● Assignment: The full listing, exactly as written and with no images, is the expected output.
════════════════════
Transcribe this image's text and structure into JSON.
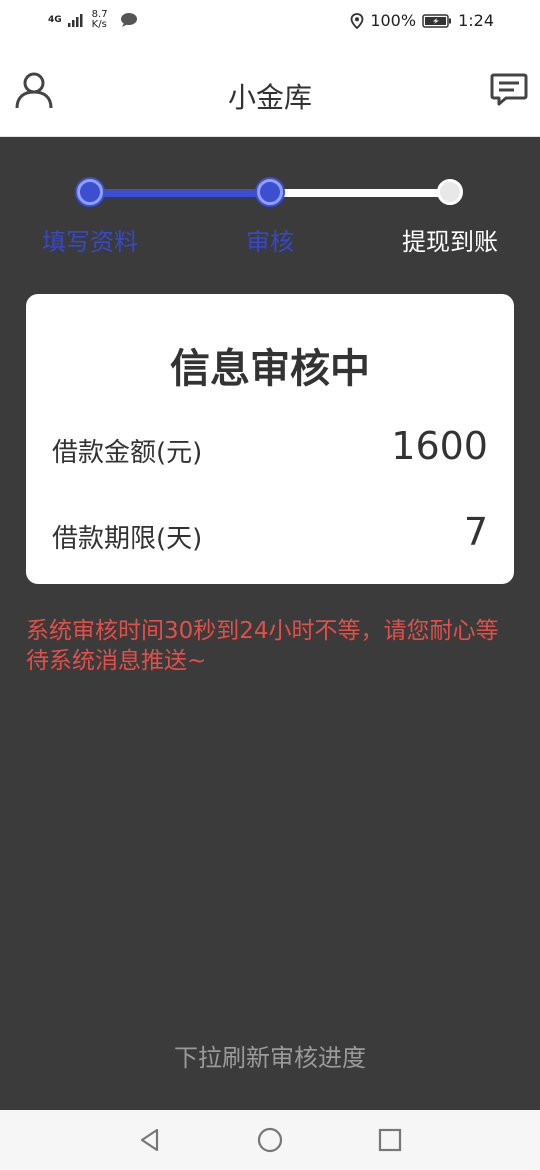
{
  "status_bar": {
    "network": "4G",
    "net_speed_value": "8.7",
    "net_speed_unit": "K/s",
    "battery": "100%",
    "time": "1:24"
  },
  "header": {
    "title": "小金库"
  },
  "steps": [
    {
      "label": "填写资料",
      "state": "done"
    },
    {
      "label": "审核",
      "state": "done"
    },
    {
      "label": "提现到账",
      "state": "todo"
    }
  ],
  "card": {
    "title": "信息审核中",
    "amount_label": "借款金额(元)",
    "amount_value": "1600",
    "term_label": "借款期限(天)",
    "term_value": "7"
  },
  "notice": "系统审核时间30秒到24小时不等，请您耐心等待系统消息推送~",
  "refresh_hint": "下拉刷新审核进度",
  "colors": {
    "accent": "#3b4fd0",
    "background": "#3b3b3b",
    "notice": "#e0504a"
  }
}
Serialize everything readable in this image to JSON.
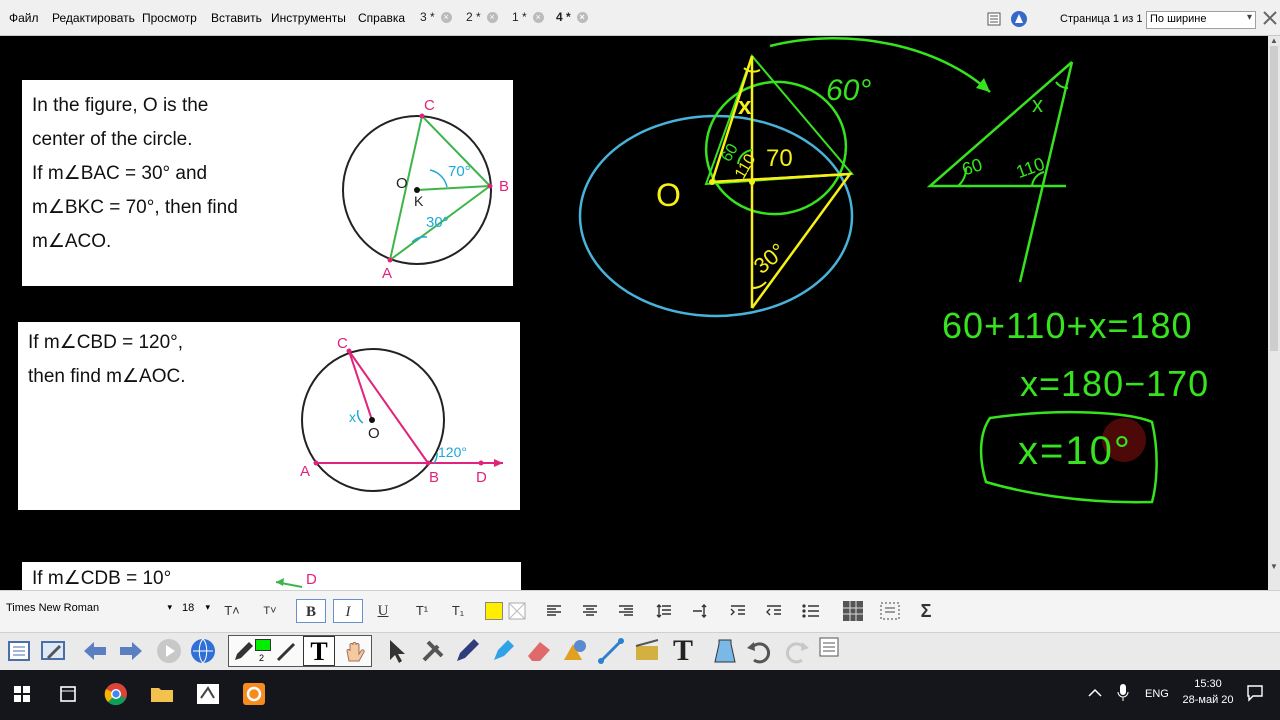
{
  "menu": [
    "Файл",
    "Редактировать",
    "Просмотр",
    "Вставить",
    "Инструменты",
    "Справка"
  ],
  "tabs": [
    {
      "label": "3 *",
      "active": false
    },
    {
      "label": "2 *",
      "active": false
    },
    {
      "label": "1 *",
      "active": false
    },
    {
      "label": "4 *",
      "active": true
    }
  ],
  "page_indicator": "Страница 1 из 1",
  "zoom": "По ширине",
  "problems": [
    {
      "lines": [
        "In the figure, O is the",
        "center of the circle.",
        "If m∠BAC = 30° and",
        "m∠BKC = 70°, then find",
        "m∠ACO."
      ],
      "figure": {
        "labels": {
          "C": "C",
          "B": "B",
          "A": "A",
          "O": "O",
          "K": "K",
          "angle1": "70°",
          "angle2": "30°"
        }
      }
    },
    {
      "lines": [
        "If m∠CBD = 120°,",
        "then find m∠AOC."
      ],
      "figure": {
        "labels": {
          "C": "C",
          "A": "A",
          "B": "B",
          "D": "D",
          "O": "O",
          "x": "x",
          "angle": "120°"
        }
      }
    },
    {
      "lines": [
        "If m∠CDB = 10°"
      ],
      "figure": {
        "labels": {
          "D": "D"
        }
      }
    }
  ],
  "handwriting": {
    "angle_60_top": "60°",
    "x_top": "x",
    "label_60": "60",
    "label_110": "110",
    "label_70": "70",
    "label_O": "O",
    "label_30": "30°",
    "tri_x": "x",
    "tri_60": "60",
    "tri_110": "110",
    "eq1": "60+110+x=180",
    "eq2": "x=180−170",
    "answer": "x=10°"
  },
  "format_toolbar": {
    "font": "Times New Roman",
    "size": "18",
    "bold": "B",
    "italic": "I",
    "underline": "U",
    "superscript": "T¹",
    "subscript": "T₁",
    "sum": "Σ"
  },
  "toolbar": {
    "pen_width": "2",
    "text_tool": "T"
  },
  "taskbar": {
    "lang": "ENG",
    "time": "15:30",
    "date": "28-май 20"
  },
  "colors": {
    "ink_green": "#37e21f",
    "ink_yellow": "#f6f016",
    "ink_cyan": "#48b3d9",
    "figure_green": "#3db54a",
    "figure_cyan": "#1fa7d8",
    "figure_magenta": "#e0237c"
  }
}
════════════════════
● Response for this exercise:
Transcribe this image's text and structure into JSON.
{
  "status_bar": {
    "network": "4G",
    "net_speed_value": "8.7",
    "net_speed_unit": "K/s",
    "battery": "100%",
    "time": "1:24"
  },
  "header": {
    "title": "小金库"
  },
  "steps": [
    {
      "label": "填写资料",
      "state": "done"
    },
    {
      "label": "审核",
      "state": "done"
    },
    {
      "label": "提现到账",
      "state": "todo"
    }
  ],
  "card": {
    "title": "信息审核中",
    "amount_label": "借款金额(元)",
    "amount_value": "1600",
    "term_label": "借款期限(天)",
    "term_value": "7"
  },
  "notice": "系统审核时间30秒到24小时不等，请您耐心等待系统消息推送~",
  "refresh_hint": "下拉刷新审核进度",
  "colors": {
    "accent": "#3b4fd0",
    "background": "#3b3b3b",
    "notice": "#e0504a"
  }
}
Serialize everything readable in this image to JSON.
{
  "menu": [
    "Файл",
    "Редактировать",
    "Просмотр",
    "Вставить",
    "Инструменты",
    "Справка"
  ],
  "tabs": [
    {
      "label": "3 *",
      "active": false
    },
    {
      "label": "2 *",
      "active": false
    },
    {
      "label": "1 *",
      "active": false
    },
    {
      "label": "4 *",
      "active": true
    }
  ],
  "page_indicator": "Страница 1 из 1",
  "zoom": "По ширине",
  "problems": [
    {
      "lines": [
        "In the figure, O is the",
        "center of the circle.",
        "If m∠BAC = 30° and",
        "m∠BKC = 70°, then find",
        "m∠ACO."
      ],
      "figure": {
        "labels": {
          "C": "C",
          "B": "B",
          "A": "A",
          "O": "O",
          "K": "K",
          "angle1": "70°",
          "angle2": "30°"
        }
      }
    },
    {
      "lines": [
        "If m∠CBD = 120°,",
        "then find m∠AOC."
      ],
      "figure": {
        "labels": {
          "C": "C",
          "A": "A",
          "B": "B",
          "D": "D",
          "O": "O",
          "x": "x",
          "angle": "120°"
        }
      }
    },
    {
      "lines": [
        "If m∠CDB = 10°"
      ],
      "figure": {
        "labels": {
          "D": "D"
        }
      }
    }
  ],
  "handwriting": {
    "angle_60_top": "60°",
    "x_top": "x",
    "label_60": "60",
    "label_110": "110",
    "label_70": "70",
    "label_O": "O",
    "label_30": "30°",
    "tri_x": "x",
    "tri_60": "60",
    "tri_110": "110",
    "eq1": "60+110+x=180",
    "eq2": "x=180−170",
    "answer": "x=10°"
  },
  "format_toolbar": {
    "font": "Times New Roman",
    "size": "18",
    "bold": "B",
    "italic": "I",
    "underline": "U",
    "superscript": "T¹",
    "subscript": "T₁",
    "sum": "Σ"
  },
  "toolbar": {
    "pen_width": "2",
    "text_tool": "T"
  },
  "taskbar": {
    "lang": "ENG",
    "time": "15:30",
    "date": "28-май 20"
  },
  "colors": {
    "ink_green": "#37e21f",
    "ink_yellow": "#f6f016",
    "ink_cyan": "#48b3d9",
    "figure_green": "#3db54a",
    "figure_cyan": "#1fa7d8",
    "figure_magenta": "#e0237c"
  }
}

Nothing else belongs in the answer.